▶ _WHAT THE TASK ASKS_
Restate the entries below word for word, leaving nothing out.
________
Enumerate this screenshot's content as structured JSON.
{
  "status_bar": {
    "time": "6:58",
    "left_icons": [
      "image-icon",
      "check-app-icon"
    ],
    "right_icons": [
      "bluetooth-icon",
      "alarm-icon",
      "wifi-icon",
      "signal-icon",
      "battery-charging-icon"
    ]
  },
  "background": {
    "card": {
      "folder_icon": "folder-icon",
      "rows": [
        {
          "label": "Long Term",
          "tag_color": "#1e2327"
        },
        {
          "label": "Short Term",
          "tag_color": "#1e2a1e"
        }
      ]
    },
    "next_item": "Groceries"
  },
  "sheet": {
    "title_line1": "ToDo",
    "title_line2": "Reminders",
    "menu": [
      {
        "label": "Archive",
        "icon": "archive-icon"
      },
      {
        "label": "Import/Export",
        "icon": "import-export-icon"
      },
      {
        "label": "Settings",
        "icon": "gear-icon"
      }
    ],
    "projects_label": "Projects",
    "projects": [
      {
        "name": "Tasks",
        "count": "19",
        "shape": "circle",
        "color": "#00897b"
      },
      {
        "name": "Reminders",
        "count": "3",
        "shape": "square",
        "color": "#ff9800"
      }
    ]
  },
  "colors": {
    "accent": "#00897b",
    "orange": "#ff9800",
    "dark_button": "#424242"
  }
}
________
▶ _EXERCISE SOLUTION_
Enumerate this screenshot's content as structured JSON.
{
  "status_bar": {
    "time": "6:58",
    "left_icons": [
      "image-icon",
      "check-app-icon"
    ],
    "right_icons": [
      "bluetooth-icon",
      "alarm-icon",
      "wifi-icon",
      "signal-icon",
      "battery-charging-icon"
    ]
  },
  "background": {
    "card": {
      "folder_icon": "folder-icon",
      "rows": [
        {
          "label": "Long Term",
          "tag_color": "#1e2327"
        },
        {
          "label": "Short Term",
          "tag_color": "#1e2a1e"
        }
      ]
    },
    "next_item": "Groceries"
  },
  "sheet": {
    "title_line1": "ToDo",
    "title_line2": "Reminders",
    "menu": [
      {
        "label": "Archive",
        "icon": "archive-icon"
      },
      {
        "label": "Import/Export",
        "icon": "import-export-icon"
      },
      {
        "label": "Settings",
        "icon": "gear-icon"
      }
    ],
    "projects_label": "Projects",
    "projects": [
      {
        "name": "Tasks",
        "count": "19",
        "shape": "circle",
        "color": "#00897b"
      },
      {
        "name": "Reminders",
        "count": "3",
        "shape": "square",
        "color": "#ff9800"
      }
    ]
  },
  "colors": {
    "accent": "#00897b",
    "orange": "#ff9800",
    "dark_button": "#424242"
  }
}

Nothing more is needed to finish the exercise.